Both the airbase and the city remained on the knife’s edge for weeks until the Kurdish Peshmerga pushed back ISIS in a long, painfully slow campaign that marked the beginning of the end of the terrorist organization.
The sounds and the fury of battle returned early Wednesday (late Tuesday night, Eastern time) with an Iranian ballistic missile attack — one of two in Iraq — that struck the airbase at Erbil, which has been the hub of Canadian military operations against ISIS for more than five years.
The attack, in retaliation for the targeted killing last week of Iranian Gen. Qassem Soleimani in a U.S. drone strike, was aimed at U.S. and coalition forces.

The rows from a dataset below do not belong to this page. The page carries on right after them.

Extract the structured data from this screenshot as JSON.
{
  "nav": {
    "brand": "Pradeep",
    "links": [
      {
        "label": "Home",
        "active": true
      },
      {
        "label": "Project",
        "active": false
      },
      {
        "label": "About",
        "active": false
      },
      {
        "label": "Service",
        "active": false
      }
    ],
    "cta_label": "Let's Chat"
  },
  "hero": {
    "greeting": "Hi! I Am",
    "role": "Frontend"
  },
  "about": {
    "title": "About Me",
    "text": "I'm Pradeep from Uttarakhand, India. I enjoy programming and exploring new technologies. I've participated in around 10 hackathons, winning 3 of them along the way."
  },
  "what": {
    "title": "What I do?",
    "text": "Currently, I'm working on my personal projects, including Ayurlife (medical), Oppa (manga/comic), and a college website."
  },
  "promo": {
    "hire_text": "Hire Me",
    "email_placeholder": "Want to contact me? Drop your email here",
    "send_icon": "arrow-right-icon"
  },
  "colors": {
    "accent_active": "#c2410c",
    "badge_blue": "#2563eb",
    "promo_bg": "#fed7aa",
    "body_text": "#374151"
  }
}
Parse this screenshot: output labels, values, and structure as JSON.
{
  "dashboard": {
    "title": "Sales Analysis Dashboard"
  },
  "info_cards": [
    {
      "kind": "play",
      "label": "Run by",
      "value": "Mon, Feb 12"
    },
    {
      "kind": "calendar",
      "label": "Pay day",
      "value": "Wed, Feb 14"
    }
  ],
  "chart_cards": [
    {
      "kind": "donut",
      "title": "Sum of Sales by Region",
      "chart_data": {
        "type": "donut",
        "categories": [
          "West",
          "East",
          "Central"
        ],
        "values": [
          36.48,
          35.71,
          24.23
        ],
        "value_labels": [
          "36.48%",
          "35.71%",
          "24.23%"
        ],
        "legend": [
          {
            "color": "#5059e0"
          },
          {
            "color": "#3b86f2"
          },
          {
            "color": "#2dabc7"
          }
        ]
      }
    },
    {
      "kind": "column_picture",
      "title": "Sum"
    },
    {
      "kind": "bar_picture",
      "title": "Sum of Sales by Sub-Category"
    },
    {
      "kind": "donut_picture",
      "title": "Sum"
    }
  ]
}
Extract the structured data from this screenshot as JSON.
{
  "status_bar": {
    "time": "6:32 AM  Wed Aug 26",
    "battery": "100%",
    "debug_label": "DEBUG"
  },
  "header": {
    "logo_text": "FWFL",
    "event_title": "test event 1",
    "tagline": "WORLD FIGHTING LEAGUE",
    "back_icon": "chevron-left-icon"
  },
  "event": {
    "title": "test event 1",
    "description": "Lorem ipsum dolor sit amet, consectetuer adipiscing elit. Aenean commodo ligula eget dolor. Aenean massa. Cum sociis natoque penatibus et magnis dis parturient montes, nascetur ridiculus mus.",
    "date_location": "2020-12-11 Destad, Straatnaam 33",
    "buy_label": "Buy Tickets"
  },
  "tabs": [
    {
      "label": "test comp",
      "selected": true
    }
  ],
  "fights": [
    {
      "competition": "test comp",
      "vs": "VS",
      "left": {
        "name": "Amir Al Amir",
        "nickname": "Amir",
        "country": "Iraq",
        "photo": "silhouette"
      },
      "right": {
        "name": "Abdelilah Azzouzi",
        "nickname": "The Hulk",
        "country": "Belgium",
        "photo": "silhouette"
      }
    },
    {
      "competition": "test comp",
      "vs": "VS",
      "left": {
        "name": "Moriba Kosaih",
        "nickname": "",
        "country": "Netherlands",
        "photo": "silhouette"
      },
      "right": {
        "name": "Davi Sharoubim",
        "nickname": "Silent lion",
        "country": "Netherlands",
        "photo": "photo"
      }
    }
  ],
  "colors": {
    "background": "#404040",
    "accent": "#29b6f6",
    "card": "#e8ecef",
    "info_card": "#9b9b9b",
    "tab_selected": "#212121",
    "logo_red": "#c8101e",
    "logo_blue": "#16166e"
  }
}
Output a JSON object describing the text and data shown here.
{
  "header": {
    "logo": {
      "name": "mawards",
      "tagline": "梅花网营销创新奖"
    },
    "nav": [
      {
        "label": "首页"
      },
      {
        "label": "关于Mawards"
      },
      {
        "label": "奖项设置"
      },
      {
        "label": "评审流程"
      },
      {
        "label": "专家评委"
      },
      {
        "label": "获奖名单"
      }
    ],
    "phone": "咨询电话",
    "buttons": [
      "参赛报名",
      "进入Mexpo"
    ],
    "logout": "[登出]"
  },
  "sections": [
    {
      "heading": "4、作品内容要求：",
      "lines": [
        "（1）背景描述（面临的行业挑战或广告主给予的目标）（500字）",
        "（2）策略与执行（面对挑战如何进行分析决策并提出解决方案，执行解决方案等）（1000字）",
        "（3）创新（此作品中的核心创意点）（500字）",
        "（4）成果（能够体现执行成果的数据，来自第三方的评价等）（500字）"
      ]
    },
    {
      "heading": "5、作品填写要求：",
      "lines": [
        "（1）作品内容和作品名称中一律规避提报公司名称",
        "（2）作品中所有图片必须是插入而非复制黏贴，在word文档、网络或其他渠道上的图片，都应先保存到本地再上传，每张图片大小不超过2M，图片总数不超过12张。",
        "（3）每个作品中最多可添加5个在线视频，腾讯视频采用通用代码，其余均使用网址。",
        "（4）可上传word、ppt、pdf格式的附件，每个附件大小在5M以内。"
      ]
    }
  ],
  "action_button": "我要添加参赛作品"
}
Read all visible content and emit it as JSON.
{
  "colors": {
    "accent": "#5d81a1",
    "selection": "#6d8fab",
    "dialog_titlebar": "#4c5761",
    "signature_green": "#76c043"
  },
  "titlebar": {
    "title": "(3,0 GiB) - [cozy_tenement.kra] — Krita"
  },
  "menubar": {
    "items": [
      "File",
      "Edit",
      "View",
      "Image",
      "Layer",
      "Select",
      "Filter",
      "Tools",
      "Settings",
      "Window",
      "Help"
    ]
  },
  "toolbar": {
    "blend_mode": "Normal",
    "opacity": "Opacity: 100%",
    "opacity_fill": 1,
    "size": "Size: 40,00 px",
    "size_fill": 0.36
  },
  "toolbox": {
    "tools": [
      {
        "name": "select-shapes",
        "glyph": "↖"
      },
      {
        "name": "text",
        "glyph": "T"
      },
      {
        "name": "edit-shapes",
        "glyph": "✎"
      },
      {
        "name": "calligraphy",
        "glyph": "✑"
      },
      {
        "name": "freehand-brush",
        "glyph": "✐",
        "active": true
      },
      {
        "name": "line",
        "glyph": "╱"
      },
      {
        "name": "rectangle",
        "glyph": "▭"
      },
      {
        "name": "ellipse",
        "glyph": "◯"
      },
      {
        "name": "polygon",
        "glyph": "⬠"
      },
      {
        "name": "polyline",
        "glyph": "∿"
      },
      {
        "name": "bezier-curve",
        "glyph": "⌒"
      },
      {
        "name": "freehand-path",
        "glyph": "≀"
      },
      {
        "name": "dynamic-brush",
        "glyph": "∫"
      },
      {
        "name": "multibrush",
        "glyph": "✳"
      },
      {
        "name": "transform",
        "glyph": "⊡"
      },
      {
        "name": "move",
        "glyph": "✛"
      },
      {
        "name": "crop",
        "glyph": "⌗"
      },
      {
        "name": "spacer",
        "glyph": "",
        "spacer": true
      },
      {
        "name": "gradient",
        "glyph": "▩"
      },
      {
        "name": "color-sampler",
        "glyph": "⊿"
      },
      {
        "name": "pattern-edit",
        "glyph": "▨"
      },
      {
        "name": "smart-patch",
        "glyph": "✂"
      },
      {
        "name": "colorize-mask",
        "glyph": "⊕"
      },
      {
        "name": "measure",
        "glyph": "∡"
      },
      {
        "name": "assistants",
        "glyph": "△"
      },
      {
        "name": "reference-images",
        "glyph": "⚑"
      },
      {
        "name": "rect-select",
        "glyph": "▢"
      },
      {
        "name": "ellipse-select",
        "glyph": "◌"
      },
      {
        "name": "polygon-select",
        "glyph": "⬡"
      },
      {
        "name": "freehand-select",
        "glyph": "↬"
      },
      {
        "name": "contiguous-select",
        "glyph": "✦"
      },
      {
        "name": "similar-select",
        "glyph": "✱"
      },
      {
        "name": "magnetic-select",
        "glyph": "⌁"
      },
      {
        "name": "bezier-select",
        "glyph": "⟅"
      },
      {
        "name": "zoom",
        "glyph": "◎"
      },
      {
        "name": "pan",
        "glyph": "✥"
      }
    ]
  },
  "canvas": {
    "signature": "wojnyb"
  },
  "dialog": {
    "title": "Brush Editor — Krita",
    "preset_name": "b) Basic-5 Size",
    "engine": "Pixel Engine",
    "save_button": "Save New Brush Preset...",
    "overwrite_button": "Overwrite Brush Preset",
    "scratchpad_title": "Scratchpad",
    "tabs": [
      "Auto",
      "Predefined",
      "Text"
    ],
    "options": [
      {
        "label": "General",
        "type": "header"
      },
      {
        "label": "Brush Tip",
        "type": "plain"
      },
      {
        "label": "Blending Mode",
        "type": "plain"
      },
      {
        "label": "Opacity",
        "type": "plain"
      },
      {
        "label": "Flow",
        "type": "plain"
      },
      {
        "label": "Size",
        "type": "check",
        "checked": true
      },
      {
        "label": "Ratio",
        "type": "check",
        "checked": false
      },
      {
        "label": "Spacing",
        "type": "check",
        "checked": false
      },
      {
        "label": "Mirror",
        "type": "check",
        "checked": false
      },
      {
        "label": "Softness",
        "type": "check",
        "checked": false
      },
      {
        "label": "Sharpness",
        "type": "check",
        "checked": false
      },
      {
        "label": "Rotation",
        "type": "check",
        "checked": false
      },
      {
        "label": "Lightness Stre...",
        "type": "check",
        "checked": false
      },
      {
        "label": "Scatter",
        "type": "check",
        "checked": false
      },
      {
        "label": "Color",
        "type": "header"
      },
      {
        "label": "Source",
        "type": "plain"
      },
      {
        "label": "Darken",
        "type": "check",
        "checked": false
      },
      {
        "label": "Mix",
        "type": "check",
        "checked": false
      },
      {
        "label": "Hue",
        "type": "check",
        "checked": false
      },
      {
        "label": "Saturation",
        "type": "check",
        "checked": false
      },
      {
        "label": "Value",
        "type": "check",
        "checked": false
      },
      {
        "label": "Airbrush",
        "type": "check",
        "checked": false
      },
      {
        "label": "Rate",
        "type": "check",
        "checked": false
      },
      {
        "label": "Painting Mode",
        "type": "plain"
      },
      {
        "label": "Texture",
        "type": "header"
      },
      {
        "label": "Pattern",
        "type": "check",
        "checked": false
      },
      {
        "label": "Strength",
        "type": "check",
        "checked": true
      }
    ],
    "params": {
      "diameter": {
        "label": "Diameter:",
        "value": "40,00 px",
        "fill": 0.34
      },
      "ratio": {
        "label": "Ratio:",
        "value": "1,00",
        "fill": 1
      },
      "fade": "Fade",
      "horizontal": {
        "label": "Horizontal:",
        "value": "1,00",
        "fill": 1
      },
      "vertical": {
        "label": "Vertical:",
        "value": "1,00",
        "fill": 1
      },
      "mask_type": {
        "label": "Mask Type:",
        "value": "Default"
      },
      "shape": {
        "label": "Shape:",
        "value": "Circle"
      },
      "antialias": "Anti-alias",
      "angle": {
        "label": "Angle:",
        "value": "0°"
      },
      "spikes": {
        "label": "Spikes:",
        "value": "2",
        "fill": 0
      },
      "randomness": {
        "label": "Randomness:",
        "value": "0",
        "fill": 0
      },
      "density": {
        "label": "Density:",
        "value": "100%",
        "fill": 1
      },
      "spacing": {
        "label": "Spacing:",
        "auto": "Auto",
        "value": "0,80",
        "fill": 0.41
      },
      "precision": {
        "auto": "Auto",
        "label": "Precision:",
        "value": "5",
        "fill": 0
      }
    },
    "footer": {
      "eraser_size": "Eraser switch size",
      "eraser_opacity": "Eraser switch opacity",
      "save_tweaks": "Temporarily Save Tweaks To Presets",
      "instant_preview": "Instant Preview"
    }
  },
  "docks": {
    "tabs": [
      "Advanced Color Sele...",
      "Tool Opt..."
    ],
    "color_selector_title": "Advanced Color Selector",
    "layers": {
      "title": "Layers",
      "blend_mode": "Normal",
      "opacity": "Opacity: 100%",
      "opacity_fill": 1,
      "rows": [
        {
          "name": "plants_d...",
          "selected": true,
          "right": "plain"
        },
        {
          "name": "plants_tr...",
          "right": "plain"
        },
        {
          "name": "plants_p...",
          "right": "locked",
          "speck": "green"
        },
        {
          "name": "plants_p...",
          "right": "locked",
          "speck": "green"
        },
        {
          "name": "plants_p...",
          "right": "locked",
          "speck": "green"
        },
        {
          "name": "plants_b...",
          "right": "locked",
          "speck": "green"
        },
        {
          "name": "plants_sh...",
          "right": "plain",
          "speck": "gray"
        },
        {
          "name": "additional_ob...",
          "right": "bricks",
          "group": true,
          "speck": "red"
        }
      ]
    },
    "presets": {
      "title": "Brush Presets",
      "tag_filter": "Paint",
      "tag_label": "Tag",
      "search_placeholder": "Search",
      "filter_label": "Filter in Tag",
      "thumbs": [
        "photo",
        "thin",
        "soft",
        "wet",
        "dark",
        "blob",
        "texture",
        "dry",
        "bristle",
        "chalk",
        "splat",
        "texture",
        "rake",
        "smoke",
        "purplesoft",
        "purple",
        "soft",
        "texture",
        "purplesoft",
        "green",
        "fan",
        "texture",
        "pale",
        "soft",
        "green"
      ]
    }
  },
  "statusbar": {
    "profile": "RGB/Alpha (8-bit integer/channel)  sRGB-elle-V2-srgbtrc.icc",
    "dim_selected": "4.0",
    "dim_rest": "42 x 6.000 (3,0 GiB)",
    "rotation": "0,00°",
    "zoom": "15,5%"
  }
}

Canada has had about 500 troops in Iraq.
About half of them provide support to the NATO training mission, while other half — mostly based in Erbil — are involved in the U.S.-led anti-ISIS coalition. The base has hosted Canada’s special forces soldiers, intelligence officers and helicopters.
The Canadian military will not say what sort of contingent may have been at the base, but the country’s top military commander moved swiftly to reassure families of those serving in Iraq that there were no casualties.
“I can assure you that all deployed CAF personnel are safe [and] accounted for following missile attacks in Iraq,” Gen. Jonathan Vance said in a tweet. “We remain vigilant.”
During those long, hard months, as nearby Mosul was liberated from the grip of ISIS, the Kurds in Erbil formed a special bond with the Canadian troops.
“We believed the Canadian people sent good soldiers,” Peshmerga Maj.-Gen Aziz Weisi told CBC News as the campaign to expel extremists kicked into high gear in late 2016. “Good people build good relations.”
The bonds have reportedly held strong, even after the U.S abandoned Syrian Kurds in the face of a Turkish military incursion in northern Syria last year.
In a year-end interview with CBC News, prior to the killing of Soleimani and the rising tensions with Iran, the Canadian military’s operations commander, Lt.-Gen. Mike Rouleau, said the ties have remained strong.
“I think what we built with the Kurdish partners we had in northern Iraq is something that is deeper than the latest crisis,” said Rouleau, referring to the politics surrounding the strain in relations between the Kurds and the Americans.
At one point during the height of the bloody battle to retake Mosul, wounded Kurdish fighters were brought to a Canadian Role 2 military hospital.
The busy airbase also hosted Canadian surveillance planes which were used to spot targets coalition airstrikes and keep tabs on the movements of retreating ISIS fighters.
The field hospital and the surveillance planes have long since returned home, pieces in the ever-moving chessboard of military assets and personnel that have characterized Canada’s war against the Islamic State.
The defeat of ISIS on the battlefield did not see the end of the presence in Erbil.
Special forces troops, specially trained in counter-terrorism operations, have been advising Iraqi forces troops on how best to hunt down the remaining ISIS holdouts in the barren, semi-mountainous region of northern Iraq and along the border with Syria.
Source: CBC News